Set the panel's AutoScroll property to True and then place all of your individual questions into the panel.
For the second option (Figure 3.15), set the Form's AutoScroll property to True and place all of your questions onto the form.
Add your OK and Cancel buttons at the very bottom of your form below all of the questions.
Figure 3.14 A panel allows you to restrict which parts of the form scroll and which parts are always visible.
Figure 3.15 You can use the entire form surface for your scrolling area.
A Multi-Column Form
You have a form with multiple columns of text boxes, each with associated labels, a single large text box, and the OK and Cancel buttons at the bottom (see Figure 3.16).
Figure 3.16 Multiple columns are trickier to resize.
This gets a little trickier because of the two columns at the top of the form, but panels can make it all work out.
Create a panel (mainPanel) that is tall enough to contain all of your controls for the top section of the form.
Create two more panels (rightPanel and leftPanel) and place them in the first panel you created.
Select one of new panels (rightPanel) and make its Dock property equal to Right; make the other panel's Dock property equal to Fill.
Now, leftPanel will always fill the space not taken by rightPanel, but there is no way (in the designer) to force those two panels to equally share the available space. Instead you have to go to code.
View the code for your form, and then select mainPanel from the object drop-down list (left side) and Layout from the event drop-down list (right side). Enter the code from Listing 3.16, assuming your panel names are mainPanel, rightPanel, and leftPanel, into the Layout event handler.
Listing 3.16 Using Code to Make Two Panels Share the Available Space
Private Sub mainPanel_Layout( _ ByVal sender As Object, _ ByVal e As System.Windows.Forms.LayoutEventArgs) _ Handles mainPanel.Layout rightPanel.Width = mainPanel.Width \ 2 End Sub
Note that I used the Layout event, which is a new event in Windows forms that was not available in Visual Basic 6.0. In Visual Basic 6.0, I would have used the Resize event, but Layout is actually more precise as it occurs when the position and size of controls within a container might need adjusting, as opposed to occurring upon every resize of the form. If a form were set to AutoScroll, for example, the Resize event would fire whenever the form was resized (as it should), but the controls inside the form would not need to be rearranged.
An Explorer-Style Application
You are attempting to produce an interface in the format of the Windows Explorer, Outlook, and other applications.
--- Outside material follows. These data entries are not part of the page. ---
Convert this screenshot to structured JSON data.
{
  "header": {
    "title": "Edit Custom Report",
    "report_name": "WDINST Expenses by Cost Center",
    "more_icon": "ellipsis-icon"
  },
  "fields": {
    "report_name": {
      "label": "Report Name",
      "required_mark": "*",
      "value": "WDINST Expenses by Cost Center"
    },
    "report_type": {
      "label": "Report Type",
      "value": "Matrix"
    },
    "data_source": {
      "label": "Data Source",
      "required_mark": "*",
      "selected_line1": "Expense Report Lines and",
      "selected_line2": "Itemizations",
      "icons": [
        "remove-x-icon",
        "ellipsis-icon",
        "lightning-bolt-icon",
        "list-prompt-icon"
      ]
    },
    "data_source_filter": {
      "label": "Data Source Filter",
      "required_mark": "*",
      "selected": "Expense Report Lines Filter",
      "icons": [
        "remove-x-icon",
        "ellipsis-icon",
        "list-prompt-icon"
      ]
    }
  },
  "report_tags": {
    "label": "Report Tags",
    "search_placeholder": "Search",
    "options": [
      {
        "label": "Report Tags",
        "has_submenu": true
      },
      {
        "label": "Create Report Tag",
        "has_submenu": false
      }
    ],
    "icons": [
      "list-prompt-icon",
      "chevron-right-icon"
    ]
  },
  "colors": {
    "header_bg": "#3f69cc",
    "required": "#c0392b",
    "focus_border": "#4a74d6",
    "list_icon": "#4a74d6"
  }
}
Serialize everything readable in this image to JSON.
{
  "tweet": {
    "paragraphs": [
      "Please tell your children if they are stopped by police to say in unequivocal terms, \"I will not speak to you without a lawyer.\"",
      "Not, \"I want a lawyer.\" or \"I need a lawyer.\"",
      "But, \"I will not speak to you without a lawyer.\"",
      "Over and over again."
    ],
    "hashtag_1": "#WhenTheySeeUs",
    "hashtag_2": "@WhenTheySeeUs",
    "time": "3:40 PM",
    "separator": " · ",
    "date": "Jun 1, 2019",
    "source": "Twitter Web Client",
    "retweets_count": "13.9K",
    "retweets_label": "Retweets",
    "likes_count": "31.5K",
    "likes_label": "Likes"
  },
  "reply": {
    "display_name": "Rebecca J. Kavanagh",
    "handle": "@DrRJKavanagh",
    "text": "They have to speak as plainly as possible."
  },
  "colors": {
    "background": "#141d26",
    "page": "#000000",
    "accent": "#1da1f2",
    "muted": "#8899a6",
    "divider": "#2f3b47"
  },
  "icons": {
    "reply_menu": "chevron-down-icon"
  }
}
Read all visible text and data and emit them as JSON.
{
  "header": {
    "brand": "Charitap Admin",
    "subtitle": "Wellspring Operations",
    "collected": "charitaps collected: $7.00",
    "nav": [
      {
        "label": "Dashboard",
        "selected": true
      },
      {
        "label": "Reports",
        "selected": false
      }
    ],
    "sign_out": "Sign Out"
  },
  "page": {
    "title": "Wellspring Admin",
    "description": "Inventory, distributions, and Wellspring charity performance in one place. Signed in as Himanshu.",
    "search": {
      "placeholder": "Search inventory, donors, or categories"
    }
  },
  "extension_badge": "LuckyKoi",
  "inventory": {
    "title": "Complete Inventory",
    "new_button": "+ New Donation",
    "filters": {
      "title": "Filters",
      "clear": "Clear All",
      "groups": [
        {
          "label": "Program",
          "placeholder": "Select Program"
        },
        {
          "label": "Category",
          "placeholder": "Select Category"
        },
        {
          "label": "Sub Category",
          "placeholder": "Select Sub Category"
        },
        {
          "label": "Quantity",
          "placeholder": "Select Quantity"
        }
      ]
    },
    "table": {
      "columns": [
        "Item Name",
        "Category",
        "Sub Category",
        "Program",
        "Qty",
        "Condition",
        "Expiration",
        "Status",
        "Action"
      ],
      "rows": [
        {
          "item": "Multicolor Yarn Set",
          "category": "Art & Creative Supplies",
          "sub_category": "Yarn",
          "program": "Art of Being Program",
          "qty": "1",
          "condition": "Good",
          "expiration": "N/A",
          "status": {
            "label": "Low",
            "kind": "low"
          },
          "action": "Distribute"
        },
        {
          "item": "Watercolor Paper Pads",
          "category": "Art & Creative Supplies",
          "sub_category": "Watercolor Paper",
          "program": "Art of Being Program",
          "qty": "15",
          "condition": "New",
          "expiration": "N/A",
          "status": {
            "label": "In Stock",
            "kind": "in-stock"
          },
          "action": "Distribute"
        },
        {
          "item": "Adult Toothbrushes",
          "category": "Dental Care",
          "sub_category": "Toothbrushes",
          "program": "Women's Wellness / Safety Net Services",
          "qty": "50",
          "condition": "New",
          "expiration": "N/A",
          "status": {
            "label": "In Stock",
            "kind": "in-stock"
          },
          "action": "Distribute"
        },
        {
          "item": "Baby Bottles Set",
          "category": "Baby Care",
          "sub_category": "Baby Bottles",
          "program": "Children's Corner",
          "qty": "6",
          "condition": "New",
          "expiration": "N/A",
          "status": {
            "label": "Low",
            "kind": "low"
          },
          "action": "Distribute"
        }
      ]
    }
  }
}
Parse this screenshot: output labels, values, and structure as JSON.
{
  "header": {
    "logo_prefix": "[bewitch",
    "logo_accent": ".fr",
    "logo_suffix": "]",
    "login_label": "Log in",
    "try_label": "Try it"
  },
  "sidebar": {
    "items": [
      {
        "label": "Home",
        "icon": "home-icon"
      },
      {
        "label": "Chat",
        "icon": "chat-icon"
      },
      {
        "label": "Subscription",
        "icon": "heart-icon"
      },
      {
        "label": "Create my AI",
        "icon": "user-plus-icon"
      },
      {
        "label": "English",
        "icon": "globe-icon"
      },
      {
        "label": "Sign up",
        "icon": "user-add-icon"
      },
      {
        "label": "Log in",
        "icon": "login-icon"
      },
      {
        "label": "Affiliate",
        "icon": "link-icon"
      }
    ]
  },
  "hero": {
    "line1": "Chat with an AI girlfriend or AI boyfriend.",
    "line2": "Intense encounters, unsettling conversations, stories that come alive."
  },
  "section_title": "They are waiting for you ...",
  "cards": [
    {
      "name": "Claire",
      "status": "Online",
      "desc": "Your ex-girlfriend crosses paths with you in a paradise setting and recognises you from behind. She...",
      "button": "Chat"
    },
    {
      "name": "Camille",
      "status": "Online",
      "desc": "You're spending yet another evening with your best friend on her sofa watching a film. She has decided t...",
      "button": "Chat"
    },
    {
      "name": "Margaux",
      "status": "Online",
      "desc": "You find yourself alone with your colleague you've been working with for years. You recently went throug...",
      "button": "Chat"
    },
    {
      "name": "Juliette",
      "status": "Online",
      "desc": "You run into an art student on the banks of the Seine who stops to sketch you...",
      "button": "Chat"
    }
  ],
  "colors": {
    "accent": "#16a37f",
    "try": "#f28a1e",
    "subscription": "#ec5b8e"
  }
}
This interface will have a TreeView along one side of the form and a ListView on the other, and have the capability to move the dividing line between the two controls to resize them (see Figure 3.17).
Figure 3.17 The standard Explorer style of form layout.
This style of layout is easy to accomplish with the new features of Windows forms, but the specific order in which you add items to your form is important.
Starting with a blank form, add a TreeView control and set its Dock property to Left.
Add a Splitter control; it will automatically dock to the left and take its place along the right side of the TreeView.
Add a ListView control and set its Dock property to Fill.
That's it. The ListView will fill whatever space isn't being used by the TreeView and the Splitter will allow you to adjust the relative size of the two areas.
That is all of the sample resizing scenarios covered in this chapter, but that certainly is not the extent of layouts that can be created.